_TASK INSTRUCTIONS_. Below are entries. Pull out all lines containing "weixin".

*** Opening DATA PROVIDED ***

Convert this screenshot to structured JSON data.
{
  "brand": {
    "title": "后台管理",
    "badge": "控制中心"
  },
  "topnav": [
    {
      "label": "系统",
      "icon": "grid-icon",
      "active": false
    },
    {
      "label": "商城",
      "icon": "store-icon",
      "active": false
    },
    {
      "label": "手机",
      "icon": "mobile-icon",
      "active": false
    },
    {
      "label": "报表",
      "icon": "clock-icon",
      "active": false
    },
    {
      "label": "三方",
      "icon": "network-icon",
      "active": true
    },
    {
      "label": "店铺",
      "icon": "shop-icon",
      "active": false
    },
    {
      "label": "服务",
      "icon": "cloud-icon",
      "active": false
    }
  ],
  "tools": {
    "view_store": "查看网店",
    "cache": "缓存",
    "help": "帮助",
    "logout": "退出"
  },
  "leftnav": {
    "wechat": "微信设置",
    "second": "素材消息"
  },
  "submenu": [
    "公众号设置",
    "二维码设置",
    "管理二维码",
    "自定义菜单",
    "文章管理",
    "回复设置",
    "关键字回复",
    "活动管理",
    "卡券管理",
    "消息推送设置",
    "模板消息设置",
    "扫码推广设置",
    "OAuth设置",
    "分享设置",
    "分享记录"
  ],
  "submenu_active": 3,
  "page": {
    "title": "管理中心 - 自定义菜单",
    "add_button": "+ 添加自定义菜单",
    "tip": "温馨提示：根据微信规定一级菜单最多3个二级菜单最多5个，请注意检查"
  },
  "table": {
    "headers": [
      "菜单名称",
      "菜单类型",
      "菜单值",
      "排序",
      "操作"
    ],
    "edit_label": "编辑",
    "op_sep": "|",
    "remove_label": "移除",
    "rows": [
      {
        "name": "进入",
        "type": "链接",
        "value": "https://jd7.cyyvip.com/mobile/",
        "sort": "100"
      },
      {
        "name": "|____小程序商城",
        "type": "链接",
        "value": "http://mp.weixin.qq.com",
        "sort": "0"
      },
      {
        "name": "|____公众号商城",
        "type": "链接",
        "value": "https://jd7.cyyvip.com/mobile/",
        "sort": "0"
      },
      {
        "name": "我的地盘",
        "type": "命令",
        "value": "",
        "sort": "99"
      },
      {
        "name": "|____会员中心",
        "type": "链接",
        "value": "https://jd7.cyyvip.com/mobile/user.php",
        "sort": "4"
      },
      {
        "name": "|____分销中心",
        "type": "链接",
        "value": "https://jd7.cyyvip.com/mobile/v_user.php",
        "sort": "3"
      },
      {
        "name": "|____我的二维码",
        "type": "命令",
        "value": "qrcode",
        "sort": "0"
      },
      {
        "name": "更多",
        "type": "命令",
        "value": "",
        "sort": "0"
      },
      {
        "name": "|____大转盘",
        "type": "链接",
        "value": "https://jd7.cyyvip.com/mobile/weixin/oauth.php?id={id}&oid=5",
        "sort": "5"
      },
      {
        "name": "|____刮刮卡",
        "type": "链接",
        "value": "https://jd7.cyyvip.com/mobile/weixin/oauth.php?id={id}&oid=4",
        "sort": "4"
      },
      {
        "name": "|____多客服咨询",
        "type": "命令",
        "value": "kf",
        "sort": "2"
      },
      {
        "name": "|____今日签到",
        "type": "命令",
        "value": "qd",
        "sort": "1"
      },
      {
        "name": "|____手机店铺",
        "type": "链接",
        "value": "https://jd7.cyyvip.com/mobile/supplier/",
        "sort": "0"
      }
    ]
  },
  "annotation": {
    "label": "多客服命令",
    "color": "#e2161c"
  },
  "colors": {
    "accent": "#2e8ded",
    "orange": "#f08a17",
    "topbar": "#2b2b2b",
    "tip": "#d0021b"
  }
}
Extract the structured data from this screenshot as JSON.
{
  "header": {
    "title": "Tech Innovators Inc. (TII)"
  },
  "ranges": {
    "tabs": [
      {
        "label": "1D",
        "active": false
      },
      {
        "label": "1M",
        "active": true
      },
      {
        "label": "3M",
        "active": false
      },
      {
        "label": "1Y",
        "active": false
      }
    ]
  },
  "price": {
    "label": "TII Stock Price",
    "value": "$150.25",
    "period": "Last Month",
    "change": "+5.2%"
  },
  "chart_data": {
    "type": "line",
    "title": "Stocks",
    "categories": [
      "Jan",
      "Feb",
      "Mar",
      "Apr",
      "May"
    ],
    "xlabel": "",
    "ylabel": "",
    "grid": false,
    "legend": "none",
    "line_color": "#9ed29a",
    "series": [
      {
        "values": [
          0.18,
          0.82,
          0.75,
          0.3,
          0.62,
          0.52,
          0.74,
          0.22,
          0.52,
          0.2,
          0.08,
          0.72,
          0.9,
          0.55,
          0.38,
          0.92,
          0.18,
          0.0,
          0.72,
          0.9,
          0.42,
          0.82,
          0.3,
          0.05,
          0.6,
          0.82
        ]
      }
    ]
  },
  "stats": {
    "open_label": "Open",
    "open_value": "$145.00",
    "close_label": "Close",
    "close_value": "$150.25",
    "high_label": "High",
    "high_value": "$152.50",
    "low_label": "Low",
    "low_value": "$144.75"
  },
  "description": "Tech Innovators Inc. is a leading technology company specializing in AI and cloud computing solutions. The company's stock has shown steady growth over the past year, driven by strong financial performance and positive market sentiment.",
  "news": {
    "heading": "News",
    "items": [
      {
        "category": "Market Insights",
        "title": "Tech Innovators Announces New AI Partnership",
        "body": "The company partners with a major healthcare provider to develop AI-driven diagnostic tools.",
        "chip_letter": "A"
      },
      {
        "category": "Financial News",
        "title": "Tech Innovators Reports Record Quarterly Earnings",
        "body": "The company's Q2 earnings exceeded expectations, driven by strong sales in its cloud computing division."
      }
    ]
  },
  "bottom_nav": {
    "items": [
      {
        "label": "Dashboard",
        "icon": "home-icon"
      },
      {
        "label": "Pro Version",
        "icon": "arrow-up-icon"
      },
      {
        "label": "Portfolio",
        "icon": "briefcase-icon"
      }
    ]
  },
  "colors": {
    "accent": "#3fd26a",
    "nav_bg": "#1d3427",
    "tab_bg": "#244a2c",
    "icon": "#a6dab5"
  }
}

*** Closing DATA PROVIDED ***

_SOLUTION_.
        "value": "http://mp.weixin.qq.com",
        "value": "https://jd7.cyyvip.com/mobile/weixin/oauth.php?id={id}&oid=5",
        "value": "https://jd7.cyyvip.com/mobile/weixin/oauth.php?id={id}&oid=4",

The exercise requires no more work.